The problem with varied line-ups is not the lack of cohesiveness, but predicting the response from the public. It was a semi-cold Friday in Sheffield and Bungalows and Bears was teeming with people.
From the stage, the exceedingly well crafted blues of Mudcats Blues Trio overpowered many a fan (and a couple of newly converted too). It was pretty much impossible trying to get to the front, as it was absolutely packed and the seedy notes that the band played (quite amazing in all instruments, btw) were a great spectacle. Who says guitar music is dead when you have this type of mastery, not only on guitar, but bass and drums? ‘Rollin’ & Tumblin” & ‘Blues for Buddy Guy’ were quite the sight. Check this band if you want your blues heavy and straight to your soul.
Then the room cleared to about half capacity. Falls started playing and some more people left. It was a hard place to be for the band. It felt like a curveball, but they gave it their best, a dirty brand of scummy rock that both entertained and delivered. Stage antics involving a guitarist and the bassist doing a bit of contortionist-playing (you’d have to be there) and a very loud and raucous ending, with a cymbal being hit and paraded around were part of the chaotic, rocking atmosphere the band gave. They were very self-deprecating, sometimes maybe a tad too hard on themselves. I liked them. Punchy and fun. Deffo watching them again.

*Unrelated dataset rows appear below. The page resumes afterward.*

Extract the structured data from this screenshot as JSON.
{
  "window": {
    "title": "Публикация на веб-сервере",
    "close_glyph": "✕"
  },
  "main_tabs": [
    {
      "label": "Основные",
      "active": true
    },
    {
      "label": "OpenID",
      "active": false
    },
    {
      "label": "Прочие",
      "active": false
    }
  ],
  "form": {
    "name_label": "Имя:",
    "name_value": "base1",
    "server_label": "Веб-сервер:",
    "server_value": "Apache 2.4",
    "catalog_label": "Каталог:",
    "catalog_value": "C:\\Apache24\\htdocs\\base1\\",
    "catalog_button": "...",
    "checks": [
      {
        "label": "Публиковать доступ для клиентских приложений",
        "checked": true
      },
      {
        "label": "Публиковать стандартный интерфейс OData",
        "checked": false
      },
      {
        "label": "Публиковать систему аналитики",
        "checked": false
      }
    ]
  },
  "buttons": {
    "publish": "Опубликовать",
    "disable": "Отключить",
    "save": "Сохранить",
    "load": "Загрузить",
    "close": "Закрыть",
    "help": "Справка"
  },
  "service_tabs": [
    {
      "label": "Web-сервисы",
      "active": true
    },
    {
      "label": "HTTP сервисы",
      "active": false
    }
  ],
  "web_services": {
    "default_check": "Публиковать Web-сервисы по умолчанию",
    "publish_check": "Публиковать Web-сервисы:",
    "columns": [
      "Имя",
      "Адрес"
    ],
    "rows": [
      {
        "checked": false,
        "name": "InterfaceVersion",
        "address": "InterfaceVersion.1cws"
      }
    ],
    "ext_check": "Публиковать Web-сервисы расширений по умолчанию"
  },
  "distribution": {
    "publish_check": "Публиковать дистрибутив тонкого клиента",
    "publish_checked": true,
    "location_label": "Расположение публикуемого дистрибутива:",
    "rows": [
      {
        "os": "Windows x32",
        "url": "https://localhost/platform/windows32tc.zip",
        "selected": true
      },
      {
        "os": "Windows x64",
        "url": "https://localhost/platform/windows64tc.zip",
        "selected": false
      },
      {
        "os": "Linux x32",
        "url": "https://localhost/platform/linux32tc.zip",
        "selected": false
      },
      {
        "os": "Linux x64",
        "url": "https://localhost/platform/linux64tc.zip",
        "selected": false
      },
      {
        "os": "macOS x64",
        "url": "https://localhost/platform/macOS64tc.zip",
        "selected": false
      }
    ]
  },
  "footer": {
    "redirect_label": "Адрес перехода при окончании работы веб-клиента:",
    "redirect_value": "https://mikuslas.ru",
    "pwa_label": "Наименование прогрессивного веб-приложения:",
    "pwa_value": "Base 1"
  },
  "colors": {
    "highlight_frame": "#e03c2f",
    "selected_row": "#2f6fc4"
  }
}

Drenge finished the night and it’s always entertaining to see two dudes doing a lot of noise. First time I saw them was way back in January 2011. They’ve come a long way, the set getting tighter (and louder), the music getting jazzier but still on the heavy side of the palette. ‘Blood & Milk’ is my particular favourite of them and it delivered. Some of the crowd came back, but it’s always a fickle beast to keep punters around in a Friday night. Still, they gave it out completely and the applause was more than earned.
Three loud bands, representing blues, gash/pop, fuck rock and plain ol’ rock. Can’t complain. Good Rough Shag.
Words: Sam J. Valdés López